9. Comment: Mobutu was in one of his rare listening moods today and seemed to take in most of what I said. While I suspect he harbors reservations about the Nigerian role and tends to view of the whole mediation track more in terms of political competition than a serious way out of his problems, he still seems inclined to cooperate. In this regard, I believe the fact that we ourselves are playing an active role is a source of reassurance and encouragement to him. Certainly by now he understands the problems we have in moving ahead with further military aid at this time and the real importance we place on a political solution.
10. Dept please pass other posts as desired.
- Source: National Archives, RG 59, Central Foreign Policy File, P840083–0188. Secret; Immediate; Nodis.↩
- In telegram 2670 from Kinshasa, March 24, the Embassy reported on Cutler’s telephone conversation with Mobutu. (National Archives, RG 59, Central Foreign Policy File, P840083–0194)↩
- In telegram 65136 to Kinshasa, Brussels, and Paris, March 24, the Department commented on Vance’s March 21 meeting with Garba. (National Archives, RG 59, Central Foreign Policy File, D770101–0199)↩
- In telegram 64366 to Lagos, March 23, the Department reported on Vance’s March 21 discussion with Garba of the Shaba invasion and Angola. (National Archives, RG 59, Central Foreign Policy File, D770100–1009)↩
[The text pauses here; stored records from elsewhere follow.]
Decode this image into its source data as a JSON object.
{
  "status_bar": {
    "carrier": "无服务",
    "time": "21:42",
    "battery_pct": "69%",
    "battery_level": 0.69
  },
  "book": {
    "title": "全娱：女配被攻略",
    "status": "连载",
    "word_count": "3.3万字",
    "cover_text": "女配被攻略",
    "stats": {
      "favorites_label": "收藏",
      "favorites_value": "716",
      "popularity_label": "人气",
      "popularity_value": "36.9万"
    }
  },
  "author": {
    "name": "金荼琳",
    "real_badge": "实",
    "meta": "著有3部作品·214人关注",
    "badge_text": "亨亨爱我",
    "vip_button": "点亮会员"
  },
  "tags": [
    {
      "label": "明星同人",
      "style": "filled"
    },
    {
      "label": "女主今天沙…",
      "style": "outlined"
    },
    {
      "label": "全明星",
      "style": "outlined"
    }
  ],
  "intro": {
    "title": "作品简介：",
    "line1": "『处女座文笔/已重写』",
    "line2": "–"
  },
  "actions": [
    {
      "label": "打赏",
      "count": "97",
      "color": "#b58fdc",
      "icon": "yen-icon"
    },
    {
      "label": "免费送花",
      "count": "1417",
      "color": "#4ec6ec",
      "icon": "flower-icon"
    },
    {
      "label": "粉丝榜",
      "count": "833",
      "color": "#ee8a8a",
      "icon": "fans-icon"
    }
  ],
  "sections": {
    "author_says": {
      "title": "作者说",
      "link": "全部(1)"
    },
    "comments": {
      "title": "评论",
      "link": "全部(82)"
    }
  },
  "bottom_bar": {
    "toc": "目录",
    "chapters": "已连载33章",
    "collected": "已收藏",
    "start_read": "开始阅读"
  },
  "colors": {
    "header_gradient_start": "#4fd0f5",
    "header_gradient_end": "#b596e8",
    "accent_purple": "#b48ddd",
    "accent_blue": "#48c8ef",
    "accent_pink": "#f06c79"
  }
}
- In telegram 65371 to Kinshasa, March 24, the Department reported that U.S. representatives were meeting with Cuban representatives to discuss fisheries problems, and they would use this opportunity to raise the issue of Cuban intervention in Angola. (National Archives, RG 59, Central Foreign Policy File, P840081–1918)↩
- In telegram 2683 from Kinshasa, March 24, the Embassy reported on a meeting of military mission chiefs from the U.S., U.K., French, and Belgian Embassies and Zaire to discuss the current military situation in Shaba. (National Archives, RG 59, Central Foreign Policy File, D770102–0091)↩
- At a March 24 press conference, in response to a question on U.S. commitments to Zaire, Carter said, “We look on them as a friendly nation, and we have no obligations to them as far as military aid goes. But we have been cooperating in exchanging information with the Belgian Government, the French Government, and others, just to try to stabilize the situation and to lessen the chance of expanding the conflict.” (Public Papers of the Presidents: Jimmy Carter, 1977, Book I, p. 502)↩
- In telegram 64724 to Kinshasa, March 23, the Department transmitted a portion of the transcript of Vance’s March 23 testimony before the Senate Foreign Relations Committee’s Subcommittee on Foreign Assistance. Afterward, Vance responded to questions from reporters. In response to a question about the U.S. response to Zaire’s request for ammunition, he said, “We have nothing at this point. At the moment, we’re looking to see what we can do on the question of a political solution there.” The reporter followed up by asking, “It may be unnecessary, is that what you seem to be saying?” Vance responded, “It may be unnecessary.” (National Archives, RG 59, Central Foreign Policy File, D770100–0358)↩
- Telegram 64155 to all African diplomatic posts, March 23, transmitted information and talking points for consultations with host governments about the attack on Zaire. (National Archives, RG 59, Central Foreign Policy File, D770158–0374)↩